[Record set]
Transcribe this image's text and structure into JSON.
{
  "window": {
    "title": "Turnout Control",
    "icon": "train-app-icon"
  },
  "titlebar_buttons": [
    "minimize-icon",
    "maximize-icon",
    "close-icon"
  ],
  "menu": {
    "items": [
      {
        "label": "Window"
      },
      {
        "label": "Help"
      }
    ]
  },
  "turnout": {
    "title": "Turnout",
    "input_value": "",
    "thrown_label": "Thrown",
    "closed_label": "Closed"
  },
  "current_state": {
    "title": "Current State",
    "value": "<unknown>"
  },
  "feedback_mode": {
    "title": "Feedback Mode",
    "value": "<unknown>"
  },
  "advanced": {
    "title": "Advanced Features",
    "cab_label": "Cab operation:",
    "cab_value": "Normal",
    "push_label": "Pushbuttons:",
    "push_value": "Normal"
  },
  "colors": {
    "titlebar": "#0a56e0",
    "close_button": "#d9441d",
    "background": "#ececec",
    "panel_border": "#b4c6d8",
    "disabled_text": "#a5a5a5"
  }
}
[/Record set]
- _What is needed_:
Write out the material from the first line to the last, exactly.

- _Response to this exercise_:
Transcribe this image's text and structure into JSON.
{
  "window": {
    "title": "Turnout Control",
    "icon": "train-app-icon"
  },
  "titlebar_buttons": [
    "minimize-icon",
    "maximize-icon",
    "close-icon"
  ],
  "menu": {
    "items": [
      {
        "label": "Window"
      },
      {
        "label": "Help"
      }
    ]
  },
  "turnout": {
    "title": "Turnout",
    "input_value": "",
    "thrown_label": "Thrown",
    "closed_label": "Closed"
  },
  "current_state": {
    "title": "Current State",
    "value": "<unknown>"
  },
  "feedback_mode": {
    "title": "Feedback Mode",
    "value": "<unknown>"
  },
  "advanced": {
    "title": "Advanced Features",
    "cab_label": "Cab operation:",
    "cab_value": "Normal",
    "push_label": "Pushbuttons:",
    "push_value": "Normal"
  },
  "colors": {
    "titlebar": "#0a56e0",
    "close_button": "#d9441d",
    "background": "#ececec",
    "panel_border": "#b4c6d8",
    "disabled_text": "#a5a5a5"
  }
}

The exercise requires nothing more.